----- Information given -----

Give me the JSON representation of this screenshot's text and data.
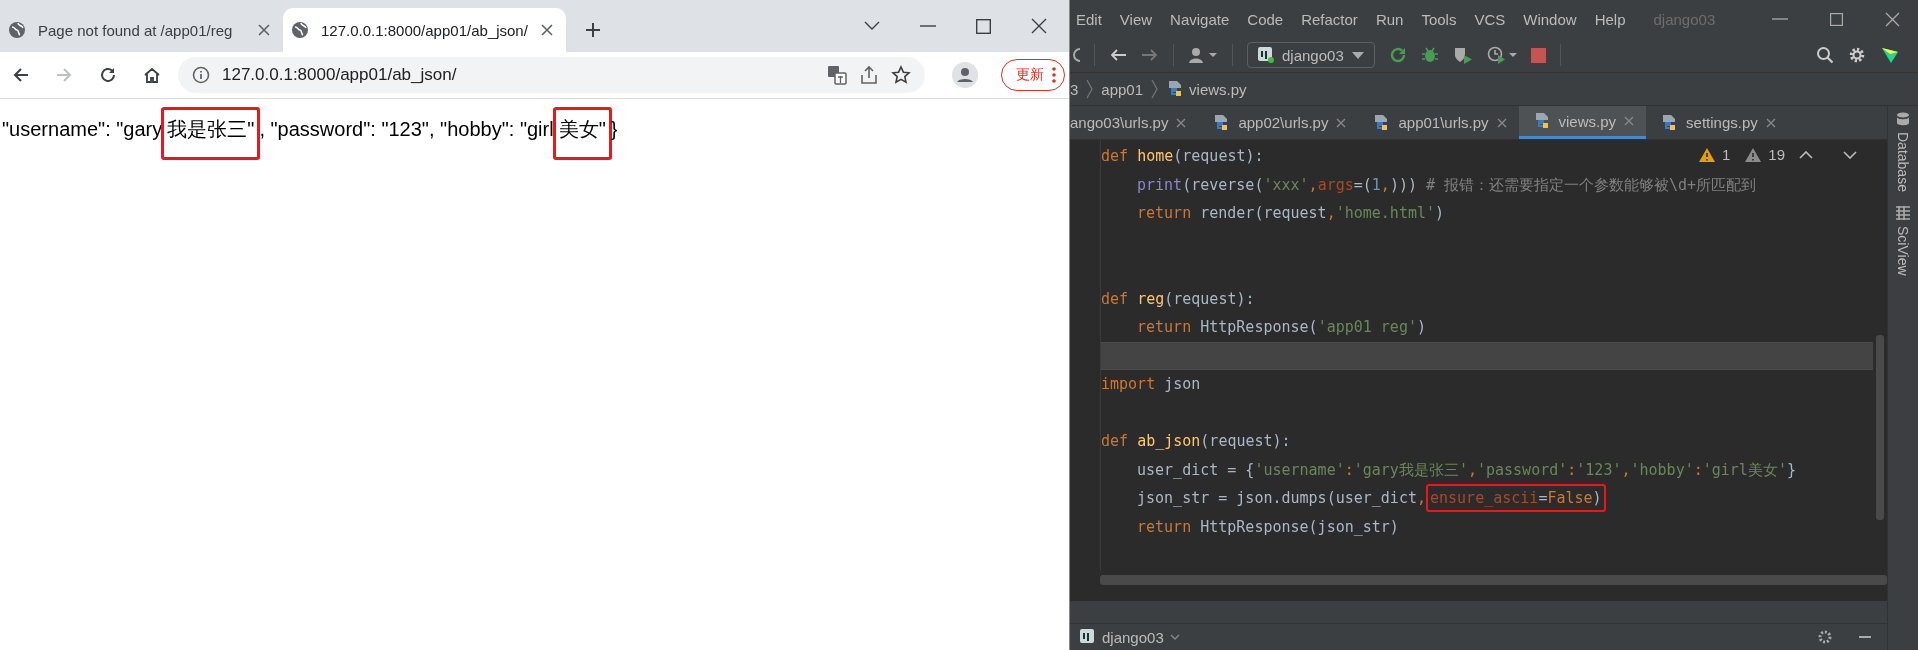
{
  "browser": {
    "tabs": [
      {
        "title": "Page not found at /app01/reg",
        "selected": false
      },
      {
        "title": "127.0.0.1:8000/app01/ab_json/",
        "selected": true
      }
    ],
    "address": "127.0.0.1:8000/app01/ab_json/",
    "update_button": "更新",
    "body": [
      {
        "kind": "plain",
        "text": "\"username\": \"gary"
      },
      {
        "kind": "annotated",
        "text": "我是张三\""
      },
      {
        "kind": "plain",
        "text": ", \"password\": \"123\", \"hobby\": \"girl"
      },
      {
        "kind": "annotated",
        "text": "美女\""
      },
      {
        "kind": "plain",
        "text": "}"
      }
    ]
  },
  "ide": {
    "menu": [
      "Edit",
      "View",
      "Navigate",
      "Code",
      "Refactor",
      "Run",
      "Tools",
      "VCS",
      "Window",
      "Help"
    ],
    "project_title": "django03",
    "run_config": "django03",
    "breadcrumb": [
      "3",
      "app01",
      "views.py"
    ],
    "tabs": [
      {
        "title": "ango03\\urls.py",
        "selected": false
      },
      {
        "title": "app02\\urls.py",
        "selected": false
      },
      {
        "title": "app01\\urls.py",
        "selected": false
      },
      {
        "title": "views.py",
        "selected": true
      },
      {
        "title": "settings.py",
        "selected": false
      }
    ],
    "warnings": [
      {
        "kind": "warning",
        "count": "1"
      },
      {
        "kind": "weak",
        "count": "19"
      }
    ],
    "lines": [
      {
        "kind": "code",
        "indent": false,
        "current": false,
        "tokens": [
          {
            "kind": "kw",
            "text": "def "
          },
          {
            "kind": "fn",
            "text": "home"
          },
          {
            "kind": "plain",
            "text": "(request):"
          }
        ]
      },
      {
        "kind": "code",
        "indent": true,
        "current": false,
        "tokens": [
          {
            "kind": "builtin",
            "text": "print"
          },
          {
            "kind": "plain",
            "text": "(reverse("
          },
          {
            "kind": "str",
            "text": "'xxx'"
          },
          {
            "kind": "kw",
            "text": ","
          },
          {
            "kind": "kwarg",
            "text": "args"
          },
          {
            "kind": "plain",
            "text": "=("
          },
          {
            "kind": "num",
            "text": "1"
          },
          {
            "kind": "kw",
            "text": ","
          },
          {
            "kind": "plain",
            "text": ")))  "
          },
          {
            "kind": "comment",
            "text": "# 报错：还需要指定一个参数能够被\\d+所匹配到"
          }
        ]
      },
      {
        "kind": "code",
        "indent": true,
        "current": false,
        "tokens": [
          {
            "kind": "kw",
            "text": "return "
          },
          {
            "kind": "plain",
            "text": "render(request"
          },
          {
            "kind": "kw",
            "text": ","
          },
          {
            "kind": "str",
            "text": "'home.html'"
          },
          {
            "kind": "plain",
            "text": ")"
          }
        ]
      },
      {
        "kind": "blank",
        "current": false
      },
      {
        "kind": "blank",
        "current": false
      },
      {
        "kind": "code",
        "indent": false,
        "current": false,
        "tokens": [
          {
            "kind": "kw",
            "text": "def "
          },
          {
            "kind": "fn",
            "text": "reg"
          },
          {
            "kind": "plain",
            "text": "(request):"
          }
        ]
      },
      {
        "kind": "code",
        "indent": true,
        "current": false,
        "tokens": [
          {
            "kind": "kw",
            "text": "return "
          },
          {
            "kind": "plain",
            "text": "HttpResponse("
          },
          {
            "kind": "str",
            "text": "'app01 reg'"
          },
          {
            "kind": "plain",
            "text": ")"
          }
        ]
      },
      {
        "kind": "blank",
        "current": true
      },
      {
        "kind": "code",
        "indent": false,
        "current": false,
        "tokens": [
          {
            "kind": "kw",
            "text": "import "
          },
          {
            "kind": "plain",
            "text": "json"
          }
        ]
      },
      {
        "kind": "blank",
        "current": false
      },
      {
        "kind": "code",
        "indent": false,
        "current": false,
        "tokens": [
          {
            "kind": "kw",
            "text": "def "
          },
          {
            "kind": "fn",
            "text": "ab_json"
          },
          {
            "kind": "plain",
            "text": "(request):"
          }
        ]
      },
      {
        "kind": "code",
        "indent": true,
        "current": false,
        "tokens": [
          {
            "kind": "plain",
            "text": "user_dict = {"
          },
          {
            "kind": "str",
            "text": "'username'"
          },
          {
            "kind": "kw",
            "text": ":"
          },
          {
            "kind": "str",
            "text": "'gary我是张三'"
          },
          {
            "kind": "kw",
            "text": ","
          },
          {
            "kind": "str",
            "text": "'password'"
          },
          {
            "kind": "kw",
            "text": ":"
          },
          {
            "kind": "str",
            "text": "'123'"
          },
          {
            "kind": "kw",
            "text": ","
          },
          {
            "kind": "str",
            "text": "'hobby'"
          },
          {
            "kind": "kw",
            "text": ":"
          },
          {
            "kind": "str",
            "text": "'girl美女'"
          },
          {
            "kind": "plain",
            "text": "}"
          }
        ]
      },
      {
        "kind": "code",
        "indent": true,
        "current": false,
        "tokens": [
          {
            "kind": "plain",
            "text": "json_str = json.dumps(user_dict"
          },
          {
            "kind": "kw",
            "text": ","
          },
          {
            "kind": "annotated",
            "tokens": [
              {
                "kind": "kwarg",
                "text": "ensure_ascii"
              },
              {
                "kind": "plain",
                "text": "="
              },
              {
                "kind": "kw",
                "text": "False"
              },
              {
                "kind": "plain",
                "text": ")"
              }
            ]
          }
        ]
      },
      {
        "kind": "code",
        "indent": true,
        "current": false,
        "tokens": [
          {
            "kind": "kw",
            "text": "return "
          },
          {
            "kind": "plain",
            "text": "HttpResponse(json_str)"
          }
        ]
      }
    ],
    "side_tools": [
      "Database",
      "SciView"
    ],
    "bottom_tool": "django03"
  }
}
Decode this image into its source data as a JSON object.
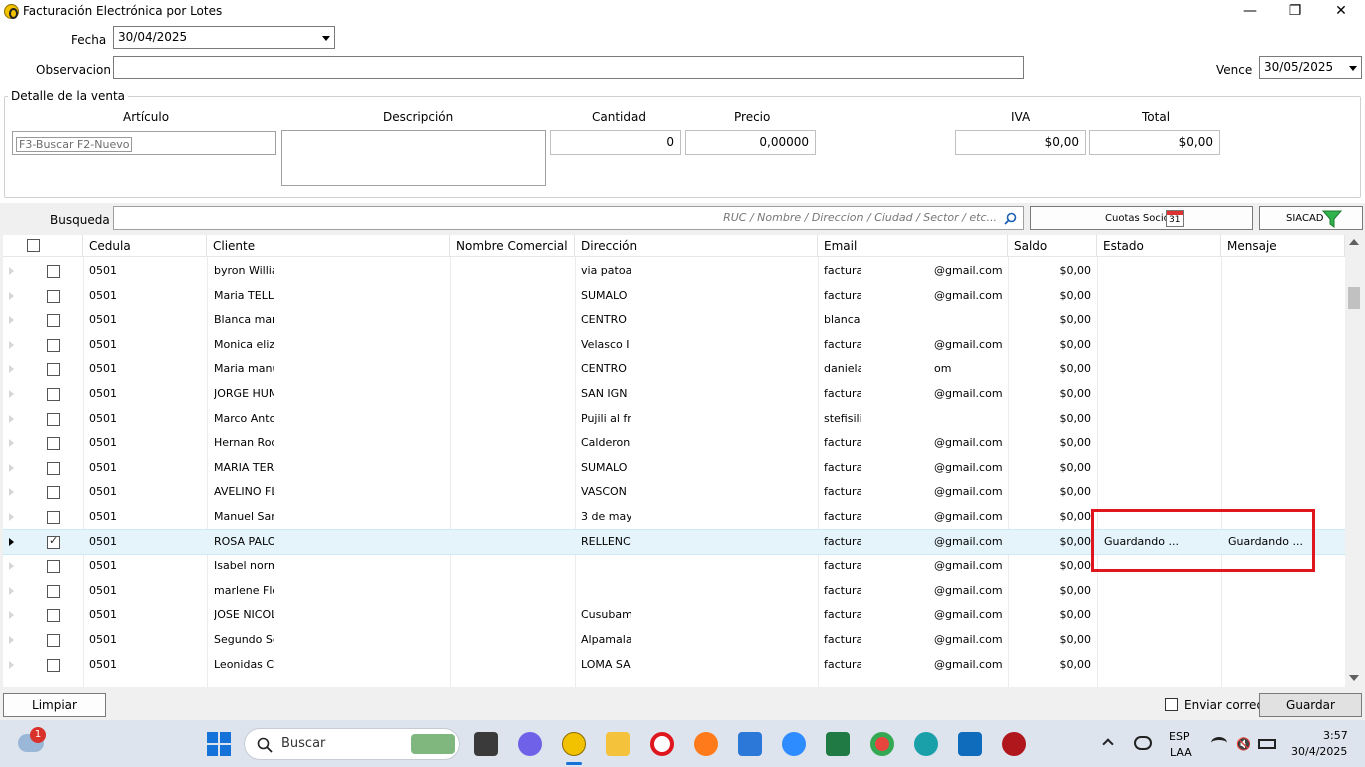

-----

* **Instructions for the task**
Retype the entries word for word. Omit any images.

* **Written solution**
Give me the JSON representation of this screenshot's text and data.
{
  "browser": {
    "tabs": [
      {
        "title": "Page not found at /app01/reg",
        "selected": false
      },
      {
        "title": "127.0.0.1:8000/app01/ab_json/",
        "selected": true
      }
    ],
    "address": "127.0.0.1:8000/app01/ab_json/",
    "update_button": "更新",
    "body": [
      {
        "kind": "plain",
        "text": "\"username\": \"gary"
      },
      {
        "kind": "annotated",
        "text": "我是张三\""
      },
      {
        "kind": "plain",
        "text": ", \"password\": \"123\", \"hobby\": \"girl"
      },
      {
        "kind": "annotated",
        "text": "美女\""
      },
      {
        "kind": "plain",
        "text": "}"
      }
    ]
  },
  "ide": {
    "menu": [
      "Edit",
      "View",
      "Navigate",
      "Code",
      "Refactor",
      "Run",
      "Tools",
      "VCS",
      "Window",
      "Help"
    ],
    "project_title": "django03",
    "run_config": "django03",
    "breadcrumb": [
      "3",
      "app01",
      "views.py"
    ],
    "tabs": [
      {
        "title": "ango03\\urls.py",
        "selected": false
      },
      {
        "title": "app02\\urls.py",
        "selected": false
      },
      {
        "title": "app01\\urls.py",
        "selected": false
      },
      {
        "title": "views.py",
        "selected": true
      },
      {
        "title": "settings.py",
        "selected": false
      }
    ],
    "warnings": [
      {
        "kind": "warning",
        "count": "1"
      },
      {
        "kind": "weak",
        "count": "19"
      }
    ],
    "lines": [
      {
        "kind": "code",
        "indent": false,
        "current": false,
        "tokens": [
          {
            "kind": "kw",
            "text": "def "
          },
          {
            "kind": "fn",
            "text": "home"
          },
          {
            "kind": "plain",
            "text": "(request):"
          }
        ]
      },
      {
        "kind": "code",
        "indent": true,
        "current": false,
        "tokens": [
          {
            "kind": "builtin",
            "text": "print"
          },
          {
            "kind": "plain",
            "text": "(reverse("
          },
          {
            "kind": "str",
            "text": "'xxx'"
          },
          {
            "kind": "kw",
            "text": ","
          },
          {
            "kind": "kwarg",
            "text": "args"
          },
          {
            "kind": "plain",
            "text": "=("
          },
          {
            "kind": "num",
            "text": "1"
          },
          {
            "kind": "kw",
            "text": ","
          },
          {
            "kind": "plain",
            "text": ")))  "
          },
          {
            "kind": "comment",
            "text": "# 报错：还需要指定一个参数能够被\\d+所匹配到"
          }
        ]
      },
      {
        "kind": "code",
        "indent": true,
        "current": false,
        "tokens": [
          {
            "kind": "kw",
            "text": "return "
          },
          {
            "kind": "plain",
            "text": "render(request"
          },
          {
            "kind": "kw",
            "text": ","
          },
          {
            "kind": "str",
            "text": "'home.html'"
          },
          {
            "kind": "plain",
            "text": ")"
          }
        ]
      },
      {
        "kind": "blank",
        "current": false
      },
      {
        "kind": "blank",
        "current": false
      },
      {
        "kind": "code",
        "indent": false,
        "current": false,
        "tokens": [
          {
            "kind": "kw",
            "text": "def "
          },
          {
            "kind": "fn",
            "text": "reg"
          },
          {
            "kind": "plain",
            "text": "(request):"
          }
        ]
      },
      {
        "kind": "code",
        "indent": true,
        "current": false,
        "tokens": [
          {
            "kind": "kw",
            "text": "return "
          },
          {
            "kind": "plain",
            "text": "HttpResponse("
          },
          {
            "kind": "str",
            "text": "'app01 reg'"
          },
          {
            "kind": "plain",
            "text": ")"
          }
        ]
      },
      {
        "kind": "blank",
        "current": true
      },
      {
        "kind": "code",
        "indent": false,
        "current": false,
        "tokens": [
          {
            "kind": "kw",
            "text": "import "
          },
          {
            "kind": "plain",
            "text": "json"
          }
        ]
      },
      {
        "kind": "blank",
        "current": false
      },
      {
        "kind": "code",
        "indent": false,
        "current": false,
        "tokens": [
          {
            "kind": "kw",
            "text": "def "
          },
          {
            "kind": "fn",
            "text": "ab_json"
          },
          {
            "kind": "plain",
            "text": "(request):"
          }
        ]
      },
      {
        "kind": "code",
        "indent": true,
        "current": false,
        "tokens": [
          {
            "kind": "plain",
            "text": "user_dict = {"
          },
          {
            "kind": "str",
            "text": "'username'"
          },
          {
            "kind": "kw",
            "text": ":"
          },
          {
            "kind": "str",
            "text": "'gary我是张三'"
          },
          {
            "kind": "kw",
            "text": ","
          },
          {
            "kind": "str",
            "text": "'password'"
          },
          {
            "kind": "kw",
            "text": ":"
          },
          {
            "kind": "str",
            "text": "'123'"
          },
          {
            "kind": "kw",
            "text": ","
          },
          {
            "kind": "str",
            "text": "'hobby'"
          },
          {
            "kind": "kw",
            "text": ":"
          },
          {
            "kind": "str",
            "text": "'girl美女'"
          },
          {
            "kind": "plain",
            "text": "}"
          }
        ]
      },
      {
        "kind": "code",
        "indent": true,
        "current": false,
        "tokens": [
          {
            "kind": "plain",
            "text": "json_str = json.dumps(user_dict"
          },
          {
            "kind": "kw",
            "text": ","
          },
          {
            "kind": "annotated",
            "tokens": [
              {
                "kind": "kwarg",
                "text": "ensure_ascii"
              },
              {
                "kind": "plain",
                "text": "="
              },
              {
                "kind": "kw",
                "text": "False"
              },
              {
                "kind": "plain",
                "text": ")"
              }
            ]
          }
        ]
      },
      {
        "kind": "code",
        "indent": true,
        "current": false,
        "tokens": [
          {
            "kind": "kw",
            "text": "return "
          },
          {
            "kind": "plain",
            "text": "HttpResponse(json_str)"
          }
        ]
      }
    ],
    "side_tools": [
      "Database",
      "SciView"
    ],
    "bottom_tool": "django03"
  }
}
Decode this image into its source data as a JSON object.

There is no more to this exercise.